PHOTO: Former Vice President Mike Pence takes part in the first Republican Presidential primary debate at the Fiserv Forum in Milwaukee, Wisconsin, on Aug. 23, 2023. (Kamil Krzaczynski/AFP via Getty Images)
PHOTO: Former Vice President Mike Pence takes part in the first Republican Presidential primary debate at the Fiserv Forum in Milwaukee, Wisconsin, on Aug. 23, 2023. (Kamil Krzaczynski/AFP via Getty Images)

Haley on "Good Morning America" had a similar response when questioned repeatedly on by ABC News' George Stephanopoulos about why would she vote for a convicted felon to be president of the United States.

"Because I'm not comfortable with a President Kamala Harris," she said, a reference to one of her frequently used campaign lines that a vote for aging President Joe Biden is really a vote for Harris.

"I don't even think it's going to get to the point that Donald Trump becomes president," she continued. "I think that I'm going to be the nominee and I think that we are going to win."

Both Haley and Pence stressed Trump, like any other defendant, should have a presumption of innocence.

"We're going to let these court case play out. Everyone's innocent until proven guilty," she continued. "We'll see what happens. If he's guilty, he'll have to deal with it."

PHOTO: Former Governor from South Carolina and UN ambassador Nikki Haley takes part in the first Republican Presidential primary debate at the Fiserv Forum in Milwaukee, Wisconsin, on Aug. 23, 2023. (Kamil Krzaczynski/AFP via Getty Images)
PHOTO: Former Governor from South Carolina and UN ambassador Nikki Haley takes part in the first Republican Presidential primary debate at the Fiserv Forum in Milwaukee, Wisconsin, on Aug. 23, 2023. (Kamil Krzaczynski/AFP via Getty Images)

Burgum was asked to elaborate on why he'd back Trump if he's found guilty of charges on "GMA3" Thursday.

Burgum called the raising-hand approach to questions "goofy" but said he's ultimately going to back whoever becomes the nominee.

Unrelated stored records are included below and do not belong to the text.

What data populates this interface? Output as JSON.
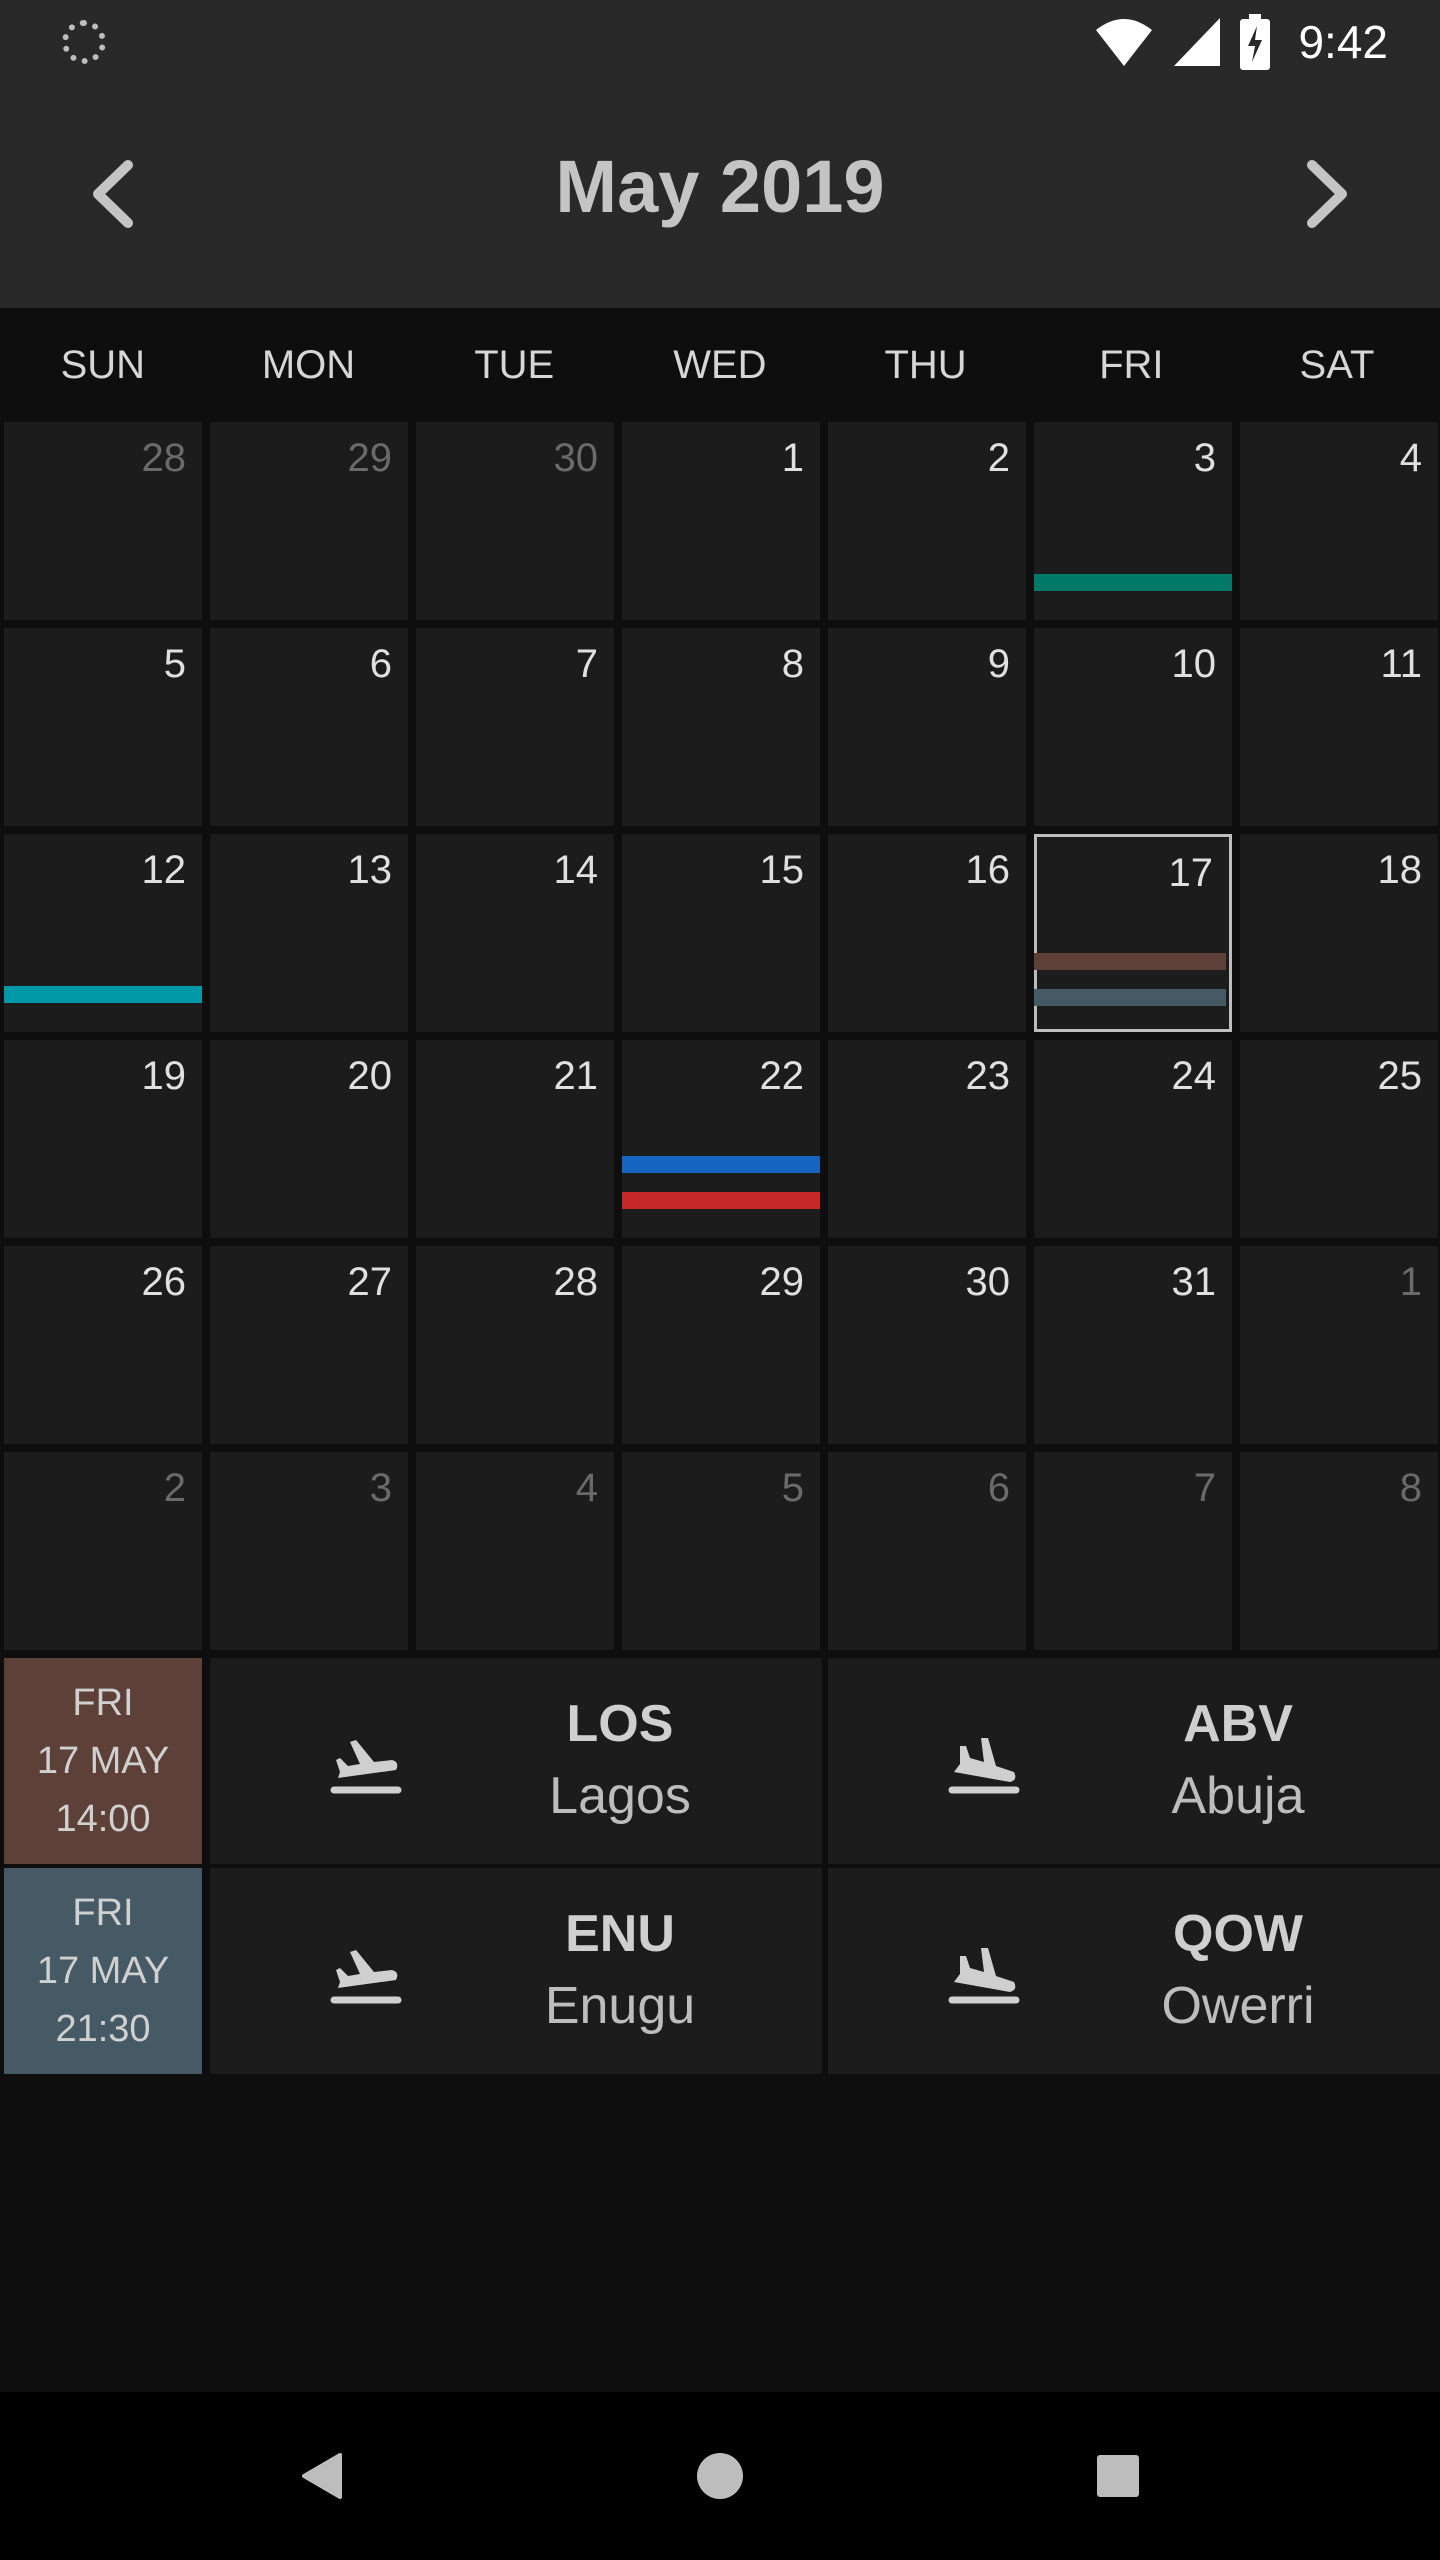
{
  "status_bar": {
    "time": "9:42",
    "icons": [
      "sync-icon",
      "wifi-icon",
      "signal-icon",
      "battery-charging-icon"
    ]
  },
  "header": {
    "title": "May 2019",
    "prev_icon": "chevron-left-icon",
    "next_icon": "chevron-right-icon"
  },
  "weekdays": [
    "SUN",
    "MON",
    "TUE",
    "WED",
    "THU",
    "FRI",
    "SAT"
  ],
  "days": [
    {
      "label": "28",
      "current": false,
      "events": []
    },
    {
      "label": "29",
      "current": false,
      "events": []
    },
    {
      "label": "30",
      "current": false,
      "events": []
    },
    {
      "label": "1",
      "current": true,
      "events": []
    },
    {
      "label": "2",
      "current": true,
      "events": []
    },
    {
      "label": "3",
      "current": true,
      "events": [
        "#00796b"
      ]
    },
    {
      "label": "4",
      "current": true,
      "events": []
    },
    {
      "label": "5",
      "current": true,
      "events": []
    },
    {
      "label": "6",
      "current": true,
      "events": []
    },
    {
      "label": "7",
      "current": true,
      "events": []
    },
    {
      "label": "8",
      "current": true,
      "events": []
    },
    {
      "label": "9",
      "current": true,
      "events": []
    },
    {
      "label": "10",
      "current": true,
      "events": []
    },
    {
      "label": "11",
      "current": true,
      "events": []
    },
    {
      "label": "12",
      "current": true,
      "events": [
        "#0097a7"
      ]
    },
    {
      "label": "13",
      "current": true,
      "events": []
    },
    {
      "label": "14",
      "current": true,
      "events": []
    },
    {
      "label": "15",
      "current": true,
      "events": []
    },
    {
      "label": "16",
      "current": true,
      "events": []
    },
    {
      "label": "17",
      "current": true,
      "selected": true,
      "events": [
        "#5d4037",
        "#455a64"
      ]
    },
    {
      "label": "18",
      "current": true,
      "events": []
    },
    {
      "label": "19",
      "current": true,
      "events": []
    },
    {
      "label": "20",
      "current": true,
      "events": []
    },
    {
      "label": "21",
      "current": true,
      "events": []
    },
    {
      "label": "22",
      "current": true,
      "events": [
        "#1565c0",
        "#c62828"
      ]
    },
    {
      "label": "23",
      "current": true,
      "events": []
    },
    {
      "label": "24",
      "current": true,
      "events": []
    },
    {
      "label": "25",
      "current": true,
      "events": []
    },
    {
      "label": "26",
      "current": true,
      "events": []
    },
    {
      "label": "27",
      "current": true,
      "events": []
    },
    {
      "label": "28",
      "current": true,
      "events": []
    },
    {
      "label": "29",
      "current": true,
      "events": []
    },
    {
      "label": "30",
      "current": true,
      "events": []
    },
    {
      "label": "31",
      "current": true,
      "events": []
    },
    {
      "label": "1",
      "current": false,
      "events": []
    },
    {
      "label": "2",
      "current": false,
      "events": []
    },
    {
      "label": "3",
      "current": false,
      "events": []
    },
    {
      "label": "4",
      "current": false,
      "events": []
    },
    {
      "label": "5",
      "current": false,
      "events": []
    },
    {
      "label": "6",
      "current": false,
      "events": []
    },
    {
      "label": "7",
      "current": false,
      "events": []
    },
    {
      "label": "8",
      "current": false,
      "events": []
    }
  ],
  "flights": [
    {
      "day": "FRI",
      "date": "17 MAY",
      "time": "14:00",
      "color": "#5d4037",
      "departure": {
        "code": "LOS",
        "city": "Lagos"
      },
      "arrival": {
        "code": "ABV",
        "city": "Abuja"
      }
    },
    {
      "day": "FRI",
      "date": "17 MAY",
      "time": "21:30",
      "color": "#455a64",
      "departure": {
        "code": "ENU",
        "city": "Enugu"
      },
      "arrival": {
        "code": "QOW",
        "city": "Owerri"
      }
    }
  ],
  "nav_bar": {
    "icons": [
      "back-icon",
      "home-icon",
      "recents-icon"
    ]
  },
  "colors": {
    "background": "#0e0e0e",
    "header": "#292929",
    "cell": "#1c1c1c",
    "text": "#e0e0e0",
    "muted_text": "#6a6a6a"
  }
}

"But whether, you know, all all of the court proceedings, that's going to be decided by the court and the voters are going to decide who is who's president or not," he said.

DeSantis, during an interview with Fox News on Thursday morning, was asked about the political impact of Trump's impending arrest at Fulton County jail.

"You know, I don't know. I think that we're in a unique situation with all these cases," the governor responded. "Hopefully, there's no more, and we can just focus on the issues."

He then pivoted to his campaign, saying he thinks his team will "continue to be making progress, and these early states, I think it's going to be really positive for us, but you got to earn it. You've got to go out there and work hard to do it."

PHOTO: FILE - Republican presidential candidate Florida Gov. Ron DeSantis speaks in Cedar Rapids, Iowa, Aug. 6, 2023. (Charlie Neibergall/AP, FILE)
PHOTO: FILE - Republican presidential candidate Florida Gov. Ron DeSantis speaks in Cedar Rapids, Iowa, Aug. 6, 2023. (Charlie Neibergall/AP, FILE)

Christie, who shook his hand in protest of those who said they'd support Trump even if convicted, said "telling the truth about Trump" was his "best moment" of the night.

The former New Jersey governor has made opposing Trump a centerpiece of his 2024 bid, saying during the debate Trump's behavior was beneath the office of the presidency.

"If you're unwilling to confront him when he's not there, how the heck are you gonna be willing to confront them when he is?" Christie said during an appearance Thursday on CNN. "And I'm proud of the fact that I was the only one last night who was willing to do it repeatedly and directly."

-ABC's Libby Cathey, Nicholas Kerr, Hannah Demissie and Will McDuffie contributed to this report.

GOP 2024 hopefuls questioned on Trump ahead of his jail surrender originally appeared on abcnews.go.com